She sympathized with and encouraged his search for his identity. If she felt like an outsider, he was a double outsider, racial and cross-cultural. He looked black, but was he? At times he confessed to her that “he felt like an imposter. Because he was so white. There was hardly a black bone in his body.” At some point that summer she realized that “in his own quest to resolve his ambivalence about black and white, it became very, very clear to me that he needed to go black. I told him that. I think he felt very encouraged by my absolute conviction that his future lay down the road with a black woman. He doubted there were any black women he would feel truly comfortable with. I would tell him, ‘No, she is out there’”  (p. 497).

If that sounds like 20/20 hindsight, it's there in her contemporary journal:
Early in Barack’s relationship with Genevieve, he had told her about “his adolescent image of the perfect ideal woman” and how he had searched for her “at the expense of hooking up with available girls.” Who was this ideal woman? In her journals, Genevieve conjured her in her mind, and it was someone other than herself.

First: I can’t help thinking that what he would really want, be powerfully drawn to, was a woman, very strong, very upright, a fighter, a laugher, well-experienced— a black woman I keep seeing her as. 

Then: Thing is, I can imagine the kind of woman Barack could really get involved w/, ‘fall in love’ w/— she looks like that woman I saw running [in] the park— light. skinned black woman, close cut hair, strong small body, very pretty, and she would be challenging and vivacious in company. Possibly artistic (pp. 497-498).

Every character strength has its corresponding weakness. Obama might be marginally more effective if he bonded more with members of Congress.  But he is no introvert in the ordinary sense.

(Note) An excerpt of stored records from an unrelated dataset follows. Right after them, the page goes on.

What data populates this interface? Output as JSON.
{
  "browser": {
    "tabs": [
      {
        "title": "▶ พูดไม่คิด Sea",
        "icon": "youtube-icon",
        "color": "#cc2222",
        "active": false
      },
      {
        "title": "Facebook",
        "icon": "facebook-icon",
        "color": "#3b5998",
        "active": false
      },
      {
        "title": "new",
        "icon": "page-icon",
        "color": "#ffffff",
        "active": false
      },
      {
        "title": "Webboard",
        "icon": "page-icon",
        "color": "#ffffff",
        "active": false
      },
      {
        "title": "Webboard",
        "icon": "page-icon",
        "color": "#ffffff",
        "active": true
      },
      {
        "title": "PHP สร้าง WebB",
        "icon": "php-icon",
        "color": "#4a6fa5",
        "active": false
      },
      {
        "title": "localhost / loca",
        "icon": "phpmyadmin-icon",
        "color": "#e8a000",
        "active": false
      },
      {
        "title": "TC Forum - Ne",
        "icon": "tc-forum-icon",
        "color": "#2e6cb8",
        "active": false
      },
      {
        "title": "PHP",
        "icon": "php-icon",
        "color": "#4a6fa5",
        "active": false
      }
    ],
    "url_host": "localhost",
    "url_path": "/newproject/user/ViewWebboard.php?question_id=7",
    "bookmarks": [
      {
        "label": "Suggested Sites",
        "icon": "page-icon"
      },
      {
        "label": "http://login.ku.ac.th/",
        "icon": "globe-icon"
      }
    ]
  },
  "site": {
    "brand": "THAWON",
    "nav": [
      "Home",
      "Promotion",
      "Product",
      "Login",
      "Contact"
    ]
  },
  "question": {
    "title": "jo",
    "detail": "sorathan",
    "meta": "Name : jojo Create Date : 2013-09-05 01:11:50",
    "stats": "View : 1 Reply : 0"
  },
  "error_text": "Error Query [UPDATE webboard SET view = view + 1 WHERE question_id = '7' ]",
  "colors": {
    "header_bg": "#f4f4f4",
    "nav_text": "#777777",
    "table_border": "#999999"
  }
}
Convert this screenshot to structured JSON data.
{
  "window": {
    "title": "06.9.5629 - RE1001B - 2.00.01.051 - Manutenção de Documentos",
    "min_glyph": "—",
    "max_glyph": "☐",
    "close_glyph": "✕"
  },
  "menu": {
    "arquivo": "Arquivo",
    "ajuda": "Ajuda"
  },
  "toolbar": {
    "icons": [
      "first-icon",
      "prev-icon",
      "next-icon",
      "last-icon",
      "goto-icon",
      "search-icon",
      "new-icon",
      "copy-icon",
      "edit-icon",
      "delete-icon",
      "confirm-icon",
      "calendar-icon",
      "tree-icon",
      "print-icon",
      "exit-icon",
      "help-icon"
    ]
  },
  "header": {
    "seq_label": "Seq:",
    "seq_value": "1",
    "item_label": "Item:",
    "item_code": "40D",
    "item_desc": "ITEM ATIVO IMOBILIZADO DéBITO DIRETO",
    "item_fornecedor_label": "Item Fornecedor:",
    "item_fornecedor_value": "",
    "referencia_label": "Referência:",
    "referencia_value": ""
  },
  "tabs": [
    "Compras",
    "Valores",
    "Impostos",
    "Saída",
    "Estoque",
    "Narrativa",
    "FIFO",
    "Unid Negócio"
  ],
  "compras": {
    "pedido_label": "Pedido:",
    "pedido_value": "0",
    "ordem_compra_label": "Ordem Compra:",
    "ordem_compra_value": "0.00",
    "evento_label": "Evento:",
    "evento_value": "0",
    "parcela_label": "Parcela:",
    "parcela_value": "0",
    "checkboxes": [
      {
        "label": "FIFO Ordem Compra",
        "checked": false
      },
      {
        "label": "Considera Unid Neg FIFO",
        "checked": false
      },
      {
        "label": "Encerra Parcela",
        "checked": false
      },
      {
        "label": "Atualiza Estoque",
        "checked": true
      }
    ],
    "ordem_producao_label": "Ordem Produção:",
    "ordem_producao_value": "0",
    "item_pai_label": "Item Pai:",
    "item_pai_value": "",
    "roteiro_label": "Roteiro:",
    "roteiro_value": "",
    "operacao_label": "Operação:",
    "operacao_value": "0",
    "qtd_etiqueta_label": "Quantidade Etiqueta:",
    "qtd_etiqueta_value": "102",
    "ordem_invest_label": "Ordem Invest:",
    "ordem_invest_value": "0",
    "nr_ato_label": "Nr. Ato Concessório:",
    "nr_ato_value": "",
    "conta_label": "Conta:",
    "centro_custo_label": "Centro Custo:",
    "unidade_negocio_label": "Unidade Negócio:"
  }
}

1 comment:

  1. FYI, you appear to have some heavy duplication of the passage in the second graf of the Maraniss book.